Herb: Leather Wood

Latin name: Dirca palustris

Family: Thymelaeaceae (Mezereum Family)

Medicinal use of Leather Wood:

Leatherwood was employed medicinally by a number of native North American Indian tribes who used it to treat a wide variety of ailments. It is little used in modern herbalism and any use should be carried out with caution since even minute doses can cause salivation and burning of the tongue. A tea made from the bark is laxative. Another report says that it is purgative and emetic, and can produce violent vomiting. An infusion of the roots has been used in the treatment of pulmonary problems. A decoction of the branches has been applied as a poultice to swellings on the limbs. The plant is a folk remedy for toothaches, facial neuralgia and paralysis of the tongue, venereal disease, and has also been used to try and induce pregnancy.

Description of the plant:


180 cm
(6 feet)



Habitat of the herb:

Rich deciduous or mixed woods in moist situations, often on calcareous soils.

Other uses of Leather Wood:

The tough flexible shoots are used in basket making and as a tying material. A rope can be made from the bark fibres. The bark fibres are also used in making paper. The stems are harvested in summer, the leaves are removed and the stems steamed until the fibres can be stripped. The outer and inner barks are separated by scraping or peeling. The fibres are cooked for 2 hours or less with soda ash and then beaten with mallets or put through a blender. The paper is greenish cream in colour. A compound infusion of the roots has been used as a wash to strengthen the hair and make it grow.

Propagation of the herb:

Seed - best sown in a cold frame as soon as it is ripe. Remove the fruit flesh since this can inhibit germination. Dried seed will require 2 - 3 months cold stratification. The seed usually germinates in 1 - 6 months at 15C. When they are large enough to handle, prick the seedlings out into individual pots and grow them on in the greenhouse for at least their first winter. Plant them out into their permanent positions in late spring or early summer, after the last expected frosts.

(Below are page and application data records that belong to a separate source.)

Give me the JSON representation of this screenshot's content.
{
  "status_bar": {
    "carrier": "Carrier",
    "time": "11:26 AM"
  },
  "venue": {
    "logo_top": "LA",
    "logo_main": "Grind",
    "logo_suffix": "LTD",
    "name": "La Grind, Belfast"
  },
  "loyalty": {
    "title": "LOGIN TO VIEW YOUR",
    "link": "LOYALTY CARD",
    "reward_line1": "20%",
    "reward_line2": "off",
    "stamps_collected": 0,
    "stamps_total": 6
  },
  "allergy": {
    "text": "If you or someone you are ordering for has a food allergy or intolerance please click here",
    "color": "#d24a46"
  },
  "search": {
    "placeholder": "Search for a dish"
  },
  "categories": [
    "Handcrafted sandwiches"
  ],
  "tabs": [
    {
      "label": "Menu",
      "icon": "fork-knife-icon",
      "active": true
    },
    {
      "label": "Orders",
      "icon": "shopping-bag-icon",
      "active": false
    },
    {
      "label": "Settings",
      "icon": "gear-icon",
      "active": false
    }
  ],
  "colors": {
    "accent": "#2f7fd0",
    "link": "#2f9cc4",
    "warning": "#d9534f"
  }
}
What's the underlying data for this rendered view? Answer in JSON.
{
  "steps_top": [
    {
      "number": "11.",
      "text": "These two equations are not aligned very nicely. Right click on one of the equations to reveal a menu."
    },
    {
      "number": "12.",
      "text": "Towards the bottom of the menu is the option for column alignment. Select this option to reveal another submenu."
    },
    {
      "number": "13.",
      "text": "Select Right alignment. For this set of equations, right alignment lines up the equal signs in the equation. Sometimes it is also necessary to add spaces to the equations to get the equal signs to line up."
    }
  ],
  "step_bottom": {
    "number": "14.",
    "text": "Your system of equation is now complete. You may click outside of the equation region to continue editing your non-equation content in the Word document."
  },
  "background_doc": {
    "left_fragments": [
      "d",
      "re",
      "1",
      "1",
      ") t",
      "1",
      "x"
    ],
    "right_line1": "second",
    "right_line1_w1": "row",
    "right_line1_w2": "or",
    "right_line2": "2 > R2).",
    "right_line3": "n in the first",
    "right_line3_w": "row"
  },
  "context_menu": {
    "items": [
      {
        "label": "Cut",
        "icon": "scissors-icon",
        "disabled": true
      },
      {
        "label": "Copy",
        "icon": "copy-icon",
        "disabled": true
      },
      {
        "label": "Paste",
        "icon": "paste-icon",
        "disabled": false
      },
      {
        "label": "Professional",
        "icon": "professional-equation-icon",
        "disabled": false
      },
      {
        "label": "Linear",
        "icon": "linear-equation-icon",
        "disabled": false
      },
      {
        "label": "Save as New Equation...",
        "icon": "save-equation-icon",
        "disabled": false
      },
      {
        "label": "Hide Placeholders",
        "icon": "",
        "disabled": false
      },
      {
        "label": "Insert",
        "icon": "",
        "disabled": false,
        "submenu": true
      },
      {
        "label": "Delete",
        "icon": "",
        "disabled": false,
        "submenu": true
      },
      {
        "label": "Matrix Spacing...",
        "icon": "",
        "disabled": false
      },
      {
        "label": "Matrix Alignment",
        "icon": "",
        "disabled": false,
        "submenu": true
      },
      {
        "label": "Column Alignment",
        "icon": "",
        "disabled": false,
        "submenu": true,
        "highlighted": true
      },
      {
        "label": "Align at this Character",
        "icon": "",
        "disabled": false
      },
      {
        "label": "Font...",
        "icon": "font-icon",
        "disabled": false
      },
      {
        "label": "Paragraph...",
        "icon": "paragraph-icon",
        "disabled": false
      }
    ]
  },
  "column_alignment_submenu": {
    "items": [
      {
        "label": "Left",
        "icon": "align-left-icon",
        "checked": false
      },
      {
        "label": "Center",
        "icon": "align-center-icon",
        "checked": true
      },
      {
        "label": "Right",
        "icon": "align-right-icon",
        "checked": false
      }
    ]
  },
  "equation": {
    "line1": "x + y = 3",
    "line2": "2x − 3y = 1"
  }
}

Layering.

Cultivation of Leather Wood:

Rich deciduous or mixed woods in moist situations, often on calcareous soils.

Known hazards of Dirca palustris:

Contact with the plant can cause severe dermatitis with redness, blistering and sores in some people.

Plant information taken from the Plants For A Future.